(Excerpts from a dataset)
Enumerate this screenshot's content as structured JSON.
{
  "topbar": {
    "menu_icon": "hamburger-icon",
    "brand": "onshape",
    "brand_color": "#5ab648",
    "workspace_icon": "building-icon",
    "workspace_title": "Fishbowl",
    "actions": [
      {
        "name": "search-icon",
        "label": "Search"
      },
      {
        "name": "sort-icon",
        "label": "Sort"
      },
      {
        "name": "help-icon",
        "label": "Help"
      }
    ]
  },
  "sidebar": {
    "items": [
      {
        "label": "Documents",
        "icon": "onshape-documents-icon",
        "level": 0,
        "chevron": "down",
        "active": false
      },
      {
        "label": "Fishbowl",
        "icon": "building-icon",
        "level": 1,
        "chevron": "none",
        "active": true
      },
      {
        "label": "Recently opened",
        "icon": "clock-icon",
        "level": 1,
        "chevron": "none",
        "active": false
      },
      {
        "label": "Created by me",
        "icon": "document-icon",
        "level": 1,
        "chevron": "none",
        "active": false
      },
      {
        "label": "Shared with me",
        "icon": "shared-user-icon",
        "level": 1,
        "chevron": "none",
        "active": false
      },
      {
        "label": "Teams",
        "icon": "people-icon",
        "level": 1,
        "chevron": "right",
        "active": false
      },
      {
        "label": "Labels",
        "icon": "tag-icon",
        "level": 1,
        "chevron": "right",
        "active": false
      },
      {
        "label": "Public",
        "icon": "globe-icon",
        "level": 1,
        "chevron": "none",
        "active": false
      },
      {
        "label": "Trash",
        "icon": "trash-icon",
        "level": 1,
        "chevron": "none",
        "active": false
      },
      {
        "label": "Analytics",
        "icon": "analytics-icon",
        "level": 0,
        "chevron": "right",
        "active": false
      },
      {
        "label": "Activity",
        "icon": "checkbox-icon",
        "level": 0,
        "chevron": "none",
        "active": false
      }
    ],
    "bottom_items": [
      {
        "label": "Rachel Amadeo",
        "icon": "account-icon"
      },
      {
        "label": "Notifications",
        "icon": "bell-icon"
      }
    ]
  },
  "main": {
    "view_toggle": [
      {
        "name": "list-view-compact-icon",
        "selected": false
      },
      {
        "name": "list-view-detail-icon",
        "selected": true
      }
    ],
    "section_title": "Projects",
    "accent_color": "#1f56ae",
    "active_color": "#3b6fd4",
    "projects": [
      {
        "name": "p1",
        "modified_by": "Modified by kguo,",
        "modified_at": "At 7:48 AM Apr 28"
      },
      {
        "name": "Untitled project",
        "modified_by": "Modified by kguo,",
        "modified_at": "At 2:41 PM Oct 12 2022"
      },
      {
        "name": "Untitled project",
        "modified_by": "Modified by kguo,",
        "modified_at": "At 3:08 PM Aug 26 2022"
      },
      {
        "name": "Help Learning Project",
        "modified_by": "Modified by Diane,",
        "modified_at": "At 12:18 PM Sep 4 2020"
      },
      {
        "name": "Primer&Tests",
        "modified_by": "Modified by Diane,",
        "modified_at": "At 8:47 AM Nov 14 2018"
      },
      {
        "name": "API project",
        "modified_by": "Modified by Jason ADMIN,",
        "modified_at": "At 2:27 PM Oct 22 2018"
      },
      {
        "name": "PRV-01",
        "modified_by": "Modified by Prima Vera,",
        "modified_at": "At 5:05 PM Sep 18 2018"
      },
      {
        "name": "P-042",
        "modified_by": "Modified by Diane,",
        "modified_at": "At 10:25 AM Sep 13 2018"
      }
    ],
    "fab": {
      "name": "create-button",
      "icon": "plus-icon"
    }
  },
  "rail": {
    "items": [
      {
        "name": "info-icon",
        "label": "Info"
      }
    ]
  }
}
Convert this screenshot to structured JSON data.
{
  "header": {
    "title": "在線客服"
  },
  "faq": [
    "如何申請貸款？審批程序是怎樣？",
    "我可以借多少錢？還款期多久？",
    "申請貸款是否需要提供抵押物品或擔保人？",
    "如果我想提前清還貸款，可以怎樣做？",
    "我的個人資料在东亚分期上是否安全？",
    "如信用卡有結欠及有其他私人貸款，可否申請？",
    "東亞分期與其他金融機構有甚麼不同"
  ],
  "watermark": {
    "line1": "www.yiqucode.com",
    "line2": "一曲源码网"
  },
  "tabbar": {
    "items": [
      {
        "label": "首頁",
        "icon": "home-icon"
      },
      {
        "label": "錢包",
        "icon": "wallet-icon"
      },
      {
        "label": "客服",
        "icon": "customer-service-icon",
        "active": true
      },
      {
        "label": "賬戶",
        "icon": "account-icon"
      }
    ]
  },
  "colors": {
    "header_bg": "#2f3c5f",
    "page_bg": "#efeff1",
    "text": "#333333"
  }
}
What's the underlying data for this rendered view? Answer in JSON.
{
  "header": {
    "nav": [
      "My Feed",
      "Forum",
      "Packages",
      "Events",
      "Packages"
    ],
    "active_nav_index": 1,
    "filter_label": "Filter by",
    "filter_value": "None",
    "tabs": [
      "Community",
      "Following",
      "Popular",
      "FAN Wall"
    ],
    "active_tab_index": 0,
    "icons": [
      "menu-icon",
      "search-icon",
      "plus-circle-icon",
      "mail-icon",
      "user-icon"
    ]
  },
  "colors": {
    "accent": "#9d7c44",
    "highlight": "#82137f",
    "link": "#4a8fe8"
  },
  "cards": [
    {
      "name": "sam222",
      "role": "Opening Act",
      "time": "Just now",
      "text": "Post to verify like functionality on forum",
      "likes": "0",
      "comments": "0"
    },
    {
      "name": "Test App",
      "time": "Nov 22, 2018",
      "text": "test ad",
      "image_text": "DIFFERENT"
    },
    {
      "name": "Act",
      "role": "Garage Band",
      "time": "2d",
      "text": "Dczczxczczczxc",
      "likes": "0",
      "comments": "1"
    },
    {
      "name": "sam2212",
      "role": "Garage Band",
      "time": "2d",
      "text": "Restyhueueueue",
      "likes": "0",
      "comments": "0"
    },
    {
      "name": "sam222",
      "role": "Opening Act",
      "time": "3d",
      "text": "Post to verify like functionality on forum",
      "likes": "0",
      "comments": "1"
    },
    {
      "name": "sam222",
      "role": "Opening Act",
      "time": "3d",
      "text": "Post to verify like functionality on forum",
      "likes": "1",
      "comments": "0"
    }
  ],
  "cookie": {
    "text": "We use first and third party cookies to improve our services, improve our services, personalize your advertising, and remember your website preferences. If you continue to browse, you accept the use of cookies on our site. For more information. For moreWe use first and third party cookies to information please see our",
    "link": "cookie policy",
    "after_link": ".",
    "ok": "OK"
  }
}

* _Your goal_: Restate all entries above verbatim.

* _Answer to the exercise_:
Enumerate this screenshot's content as structured JSON.
{
  "topbar": {
    "menu_icon": "hamburger-icon",
    "brand": "onshape",
    "brand_color": "#5ab648",
    "workspace_icon": "building-icon",
    "workspace_title": "Fishbowl",
    "actions": [
      {
        "name": "search-icon",
        "label": "Search"
      },
      {
        "name": "sort-icon",
        "label": "Sort"
      },
      {
        "name": "help-icon",
        "label": "Help"
      }
    ]
  },
  "sidebar": {
    "items": [
      {
        "label": "Documents",
        "icon": "onshape-documents-icon",
        "level": 0,
        "chevron": "down",
        "active": false
      },
      {
        "label": "Fishbowl",
        "icon": "building-icon",
        "level": 1,
        "chevron": "none",
        "active": true
      },
      {
        "label": "Recently opened",
        "icon": "clock-icon",
        "level": 1,
        "chevron": "none",
        "active": false
      },
      {
        "label": "Created by me",
        "icon": "document-icon",
        "level": 1,
        "chevron": "none",
        "active": false
      },
      {
        "label": "Shared with me",
        "icon": "shared-user-icon",
        "level": 1,
        "chevron": "none",
        "active": false
      },
      {
        "label": "Teams",
        "icon": "people-icon",
        "level": 1,
        "chevron": "right",
        "active": false
      },
      {
        "label": "Labels",
        "icon": "tag-icon",
        "level": 1,
        "chevron": "right",
        "active": false
      },
      {
        "label": "Public",
        "icon": "globe-icon",
        "level": 1,
        "chevron": "none",
        "active": false
      },
      {
        "label": "Trash",
        "icon": "trash-icon",
        "level": 1,
        "chevron": "none",
        "active": false
      },
      {
        "label": "Analytics",
        "icon": "analytics-icon",
        "level": 0,
        "chevron": "right",
        "active": false
      },
      {
        "label": "Activity",
        "icon": "checkbox-icon",
        "level": 0,
        "chevron": "none",
        "active": false
      }
    ],
    "bottom_items": [
      {
        "label": "Rachel Amadeo",
        "icon": "account-icon"
      },
      {
        "label": "Notifications",
        "icon": "bell-icon"
      }
    ]
  },
  "main": {
    "view_toggle": [
      {
        "name": "list-view-compact-icon",
        "selected": false
      },
      {
        "name": "list-view-detail-icon",
        "selected": true
      }
    ],
    "section_title": "Projects",
    "accent_color": "#1f56ae",
    "active_color": "#3b6fd4",
    "projects": [
      {
        "name": "p1",
        "modified_by": "Modified by kguo,",
        "modified_at": "At 7:48 AM Apr 28"
      },
      {
        "name": "Untitled project",
        "modified_by": "Modified by kguo,",
        "modified_at": "At 2:41 PM Oct 12 2022"
      },
      {
        "name": "Untitled project",
        "modified_by": "Modified by kguo,",
        "modified_at": "At 3:08 PM Aug 26 2022"
      },
      {
        "name": "Help Learning Project",
        "modified_by": "Modified by Diane,",
        "modified_at": "At 12:18 PM Sep 4 2020"
      },
      {
        "name": "Primer&Tests",
        "modified_by": "Modified by Diane,",
        "modified_at": "At 8:47 AM Nov 14 2018"
      },
      {
        "name": "API project",
        "modified_by": "Modified by Jason ADMIN,",
        "modified_at": "At 2:27 PM Oct 22 2018"
      },
      {
        "name": "PRV-01",
        "modified_by": "Modified by Prima Vera,",
        "modified_at": "At 5:05 PM Sep 18 2018"
      },
      {
        "name": "P-042",
        "modified_by": "Modified by Diane,",
        "modified_at": "At 10:25 AM Sep 13 2018"
      }
    ],
    "fab": {
      "name": "create-button",
      "icon": "plus-icon"
    }
  },
  "rail": {
    "items": [
      {
        "name": "info-icon",
        "label": "Info"
      }
    ]
  }
}
Convert this screenshot to structured JSON data.
{
  "header": {
    "title": "在線客服"
  },
  "faq": [
    "如何申請貸款？審批程序是怎樣？",
    "我可以借多少錢？還款期多久？",
    "申請貸款是否需要提供抵押物品或擔保人？",
    "如果我想提前清還貸款，可以怎樣做？",
    "我的個人資料在东亚分期上是否安全？",
    "如信用卡有結欠及有其他私人貸款，可否申請？",
    "東亞分期與其他金融機構有甚麼不同"
  ],
  "watermark": {
    "line1": "www.yiqucode.com",
    "line2": "一曲源码网"
  },
  "tabbar": {
    "items": [
      {
        "label": "首頁",
        "icon": "home-icon"
      },
      {
        "label": "錢包",
        "icon": "wallet-icon"
      },
      {
        "label": "客服",
        "icon": "customer-service-icon",
        "active": true
      },
      {
        "label": "賬戶",
        "icon": "account-icon"
      }
    ]
  },
  "colors": {
    "header_bg": "#2f3c5f",
    "page_bg": "#efeff1",
    "text": "#333333"
  }
}
What's the underlying data for this rendered view? Answer in JSON.
{
  "header": {
    "nav": [
      "My Feed",
      "Forum",
      "Packages",
      "Events",
      "Packages"
    ],
    "active_nav_index": 1,
    "filter_label": "Filter by",
    "filter_value": "None",
    "tabs": [
      "Community",
      "Following",
      "Popular",
      "FAN Wall"
    ],
    "active_tab_index": 0,
    "icons": [
      "menu-icon",
      "search-icon",
      "plus-circle-icon",
      "mail-icon",
      "user-icon"
    ]
  },
  "colors": {
    "accent": "#9d7c44",
    "highlight": "#82137f",
    "link": "#4a8fe8"
  },
  "cards": [
    {
      "name": "sam222",
      "role": "Opening Act",
      "time": "Just now",
      "text": "Post to verify like functionality on forum",
      "likes": "0",
      "comments": "0"
    },
    {
      "name": "Test App",
      "time": "Nov 22, 2018",
      "text": "test ad",
      "image_text": "DIFFERENT"
    },
    {
      "name": "Act",
      "role": "Garage Band",
      "time": "2d",
      "text": "Dczczxczczczxc",
      "likes": "0",
      "comments": "1"
    },
    {
      "name": "sam2212",
      "role": "Garage Band",
      "time": "2d",
      "text": "Restyhueueueue",
      "likes": "0",
      "comments": "0"
    },
    {
      "name": "sam222",
      "role": "Opening Act",
      "time": "3d",
      "text": "Post to verify like functionality on forum",
      "likes": "0",
      "comments": "1"
    },
    {
      "name": "sam222",
      "role": "Opening Act",
      "time": "3d",
      "text": "Post to verify like functionality on forum",
      "likes": "1",
      "comments": "0"
    }
  ],
  "cookie": {
    "text": "We use first and third party cookies to improve our services, improve our services, personalize your advertising, and remember your website preferences. If you continue to browse, you accept the use of cookies on our site. For more information. For moreWe use first and third party cookies to information please see our",
    "link": "cookie policy",
    "after_link": ".",
    "ok": "OK"
  }
}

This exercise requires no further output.